◆ **Exercise brief**
Print each record below word for word.
^^^^
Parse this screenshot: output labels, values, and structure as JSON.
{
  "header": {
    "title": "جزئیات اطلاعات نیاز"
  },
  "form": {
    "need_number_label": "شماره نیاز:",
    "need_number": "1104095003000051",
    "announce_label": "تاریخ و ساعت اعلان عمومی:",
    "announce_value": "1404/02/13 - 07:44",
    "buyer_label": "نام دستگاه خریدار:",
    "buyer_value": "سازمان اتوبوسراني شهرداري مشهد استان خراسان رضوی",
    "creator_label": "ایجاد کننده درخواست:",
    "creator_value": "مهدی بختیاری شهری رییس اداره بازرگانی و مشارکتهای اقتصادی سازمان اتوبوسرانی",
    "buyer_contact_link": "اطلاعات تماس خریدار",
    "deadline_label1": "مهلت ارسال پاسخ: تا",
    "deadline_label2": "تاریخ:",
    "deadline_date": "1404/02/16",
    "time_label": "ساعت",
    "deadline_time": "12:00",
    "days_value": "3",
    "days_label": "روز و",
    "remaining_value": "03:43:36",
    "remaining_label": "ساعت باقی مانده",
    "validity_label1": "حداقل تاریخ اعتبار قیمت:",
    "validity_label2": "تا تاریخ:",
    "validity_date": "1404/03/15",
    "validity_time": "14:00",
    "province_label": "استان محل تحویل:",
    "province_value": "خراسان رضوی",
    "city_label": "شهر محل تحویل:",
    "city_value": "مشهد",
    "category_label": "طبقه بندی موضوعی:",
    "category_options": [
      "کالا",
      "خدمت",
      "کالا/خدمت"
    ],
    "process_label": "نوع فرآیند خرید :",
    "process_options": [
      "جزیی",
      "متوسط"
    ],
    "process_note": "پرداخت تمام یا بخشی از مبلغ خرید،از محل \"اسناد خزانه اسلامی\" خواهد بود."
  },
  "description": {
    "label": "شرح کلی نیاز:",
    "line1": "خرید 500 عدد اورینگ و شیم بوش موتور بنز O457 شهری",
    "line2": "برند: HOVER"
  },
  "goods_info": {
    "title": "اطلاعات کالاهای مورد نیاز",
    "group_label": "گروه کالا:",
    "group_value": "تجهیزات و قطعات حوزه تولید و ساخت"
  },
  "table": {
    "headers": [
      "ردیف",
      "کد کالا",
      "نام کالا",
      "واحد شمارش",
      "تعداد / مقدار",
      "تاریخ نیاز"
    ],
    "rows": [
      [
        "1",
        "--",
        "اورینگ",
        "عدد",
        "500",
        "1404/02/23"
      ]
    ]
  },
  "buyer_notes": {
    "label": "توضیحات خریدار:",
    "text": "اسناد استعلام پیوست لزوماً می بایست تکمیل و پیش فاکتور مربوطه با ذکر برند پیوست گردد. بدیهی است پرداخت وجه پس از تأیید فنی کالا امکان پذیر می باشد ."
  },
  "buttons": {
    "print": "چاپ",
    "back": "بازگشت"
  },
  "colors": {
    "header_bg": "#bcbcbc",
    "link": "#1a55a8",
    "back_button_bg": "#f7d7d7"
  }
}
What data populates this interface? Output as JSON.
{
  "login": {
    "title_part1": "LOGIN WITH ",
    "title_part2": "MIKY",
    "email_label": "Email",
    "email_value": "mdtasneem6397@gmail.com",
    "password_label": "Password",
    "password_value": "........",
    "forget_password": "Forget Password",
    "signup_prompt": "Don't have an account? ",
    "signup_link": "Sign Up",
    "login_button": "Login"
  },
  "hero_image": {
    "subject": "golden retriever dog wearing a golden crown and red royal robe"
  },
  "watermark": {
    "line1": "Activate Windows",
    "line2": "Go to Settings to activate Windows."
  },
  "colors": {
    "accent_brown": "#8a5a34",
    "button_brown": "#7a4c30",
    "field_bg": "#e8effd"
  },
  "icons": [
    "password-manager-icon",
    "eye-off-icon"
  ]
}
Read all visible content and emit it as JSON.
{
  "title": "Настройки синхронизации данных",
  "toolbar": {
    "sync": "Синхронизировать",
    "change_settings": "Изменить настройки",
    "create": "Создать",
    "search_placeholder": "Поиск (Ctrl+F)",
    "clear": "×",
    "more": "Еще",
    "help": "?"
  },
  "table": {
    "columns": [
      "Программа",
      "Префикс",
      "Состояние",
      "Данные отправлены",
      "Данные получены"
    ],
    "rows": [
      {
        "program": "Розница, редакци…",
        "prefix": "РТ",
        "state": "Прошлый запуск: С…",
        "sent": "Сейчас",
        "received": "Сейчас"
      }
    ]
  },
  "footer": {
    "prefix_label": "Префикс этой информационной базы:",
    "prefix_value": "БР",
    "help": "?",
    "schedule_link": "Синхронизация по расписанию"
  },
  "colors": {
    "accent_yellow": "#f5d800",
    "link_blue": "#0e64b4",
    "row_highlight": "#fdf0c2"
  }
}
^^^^
◆ **Answer for this exercise**
Parse this screenshot: output labels, values, and structure as JSON.
{
  "header": {
    "title": "جزئیات اطلاعات نیاز"
  },
  "form": {
    "need_number_label": "شماره نیاز:",
    "need_number": "1104095003000051",
    "announce_label": "تاریخ و ساعت اعلان عمومی:",
    "announce_value": "1404/02/13 - 07:44",
    "buyer_label": "نام دستگاه خریدار:",
    "buyer_value": "سازمان اتوبوسراني شهرداري مشهد استان خراسان رضوی",
    "creator_label": "ایجاد کننده درخواست:",
    "creator_value": "مهدی بختیاری شهری رییس اداره بازرگانی و مشارکتهای اقتصادی سازمان اتوبوسرانی",
    "buyer_contact_link": "اطلاعات تماس خریدار",
    "deadline_label1": "مهلت ارسال پاسخ: تا",
    "deadline_label2": "تاریخ:",
    "deadline_date": "1404/02/16",
    "time_label": "ساعت",
    "deadline_time": "12:00",
    "days_value": "3",
    "days_label": "روز و",
    "remaining_value": "03:43:36",
    "remaining_label": "ساعت باقی مانده",
    "validity_label1": "حداقل تاریخ اعتبار قیمت:",
    "validity_label2": "تا تاریخ:",
    "validity_date": "1404/03/15",
    "validity_time": "14:00",
    "province_label": "استان محل تحویل:",
    "province_value": "خراسان رضوی",
    "city_label": "شهر محل تحویل:",
    "city_value": "مشهد",
    "category_label": "طبقه بندی موضوعی:",
    "category_options": [
      "کالا",
      "خدمت",
      "کالا/خدمت"
    ],
    "process_label": "نوع فرآیند خرید :",
    "process_options": [
      "جزیی",
      "متوسط"
    ],
    "process_note": "پرداخت تمام یا بخشی از مبلغ خرید،از محل \"اسناد خزانه اسلامی\" خواهد بود."
  },
  "description": {
    "label": "شرح کلی نیاز:",
    "line1": "خرید 500 عدد اورینگ و شیم بوش موتور بنز O457 شهری",
    "line2": "برند: HOVER"
  },
  "goods_info": {
    "title": "اطلاعات کالاهای مورد نیاز",
    "group_label": "گروه کالا:",
    "group_value": "تجهیزات و قطعات حوزه تولید و ساخت"
  },
  "table": {
    "headers": [
      "ردیف",
      "کد کالا",
      "نام کالا",
      "واحد شمارش",
      "تعداد / مقدار",
      "تاریخ نیاز"
    ],
    "rows": [
      [
        "1",
        "--",
        "اورینگ",
        "عدد",
        "500",
        "1404/02/23"
      ]
    ]
  },
  "buyer_notes": {
    "label": "توضیحات خریدار:",
    "text": "اسناد استعلام پیوست لزوماً می بایست تکمیل و پیش فاکتور مربوطه با ذکر برند پیوست گردد. بدیهی است پرداخت وجه پس از تأیید فنی کالا امکان پذیر می باشد ."
  },
  "buttons": {
    "print": "چاپ",
    "back": "بازگشت"
  },
  "colors": {
    "header_bg": "#bcbcbc",
    "link": "#1a55a8",
    "back_button_bg": "#f7d7d7"
  }
}
What data populates this interface? Output as JSON.
{
  "login": {
    "title_part1": "LOGIN WITH ",
    "title_part2": "MIKY",
    "email_label": "Email",
    "email_value": "mdtasneem6397@gmail.com",
    "password_label": "Password",
    "password_value": "........",
    "forget_password": "Forget Password",
    "signup_prompt": "Don't have an account? ",
    "signup_link": "Sign Up",
    "login_button": "Login"
  },
  "hero_image": {
    "subject": "golden retriever dog wearing a golden crown and red royal robe"
  },
  "watermark": {
    "line1": "Activate Windows",
    "line2": "Go to Settings to activate Windows."
  },
  "colors": {
    "accent_brown": "#8a5a34",
    "button_brown": "#7a4c30",
    "field_bg": "#e8effd"
  },
  "icons": [
    "password-manager-icon",
    "eye-off-icon"
  ]
}
Read all visible content and emit it as JSON.
{
  "title": "Настройки синхронизации данных",
  "toolbar": {
    "sync": "Синхронизировать",
    "change_settings": "Изменить настройки",
    "create": "Создать",
    "search_placeholder": "Поиск (Ctrl+F)",
    "clear": "×",
    "more": "Еще",
    "help": "?"
  },
  "table": {
    "columns": [
      "Программа",
      "Префикс",
      "Состояние",
      "Данные отправлены",
      "Данные получены"
    ],
    "rows": [
      {
        "program": "Розница, редакци…",
        "prefix": "РТ",
        "state": "Прошлый запуск: С…",
        "sent": "Сейчас",
        "received": "Сейчас"
      }
    ]
  },
  "footer": {
    "prefix_label": "Префикс этой информационной базы:",
    "prefix_value": "БР",
    "help": "?",
    "schedule_link": "Синхронизация по расписанию"
  },
  "colors": {
    "accent_yellow": "#f5d800",
    "link_blue": "#0e64b4",
    "row_highlight": "#fdf0c2"
  }
}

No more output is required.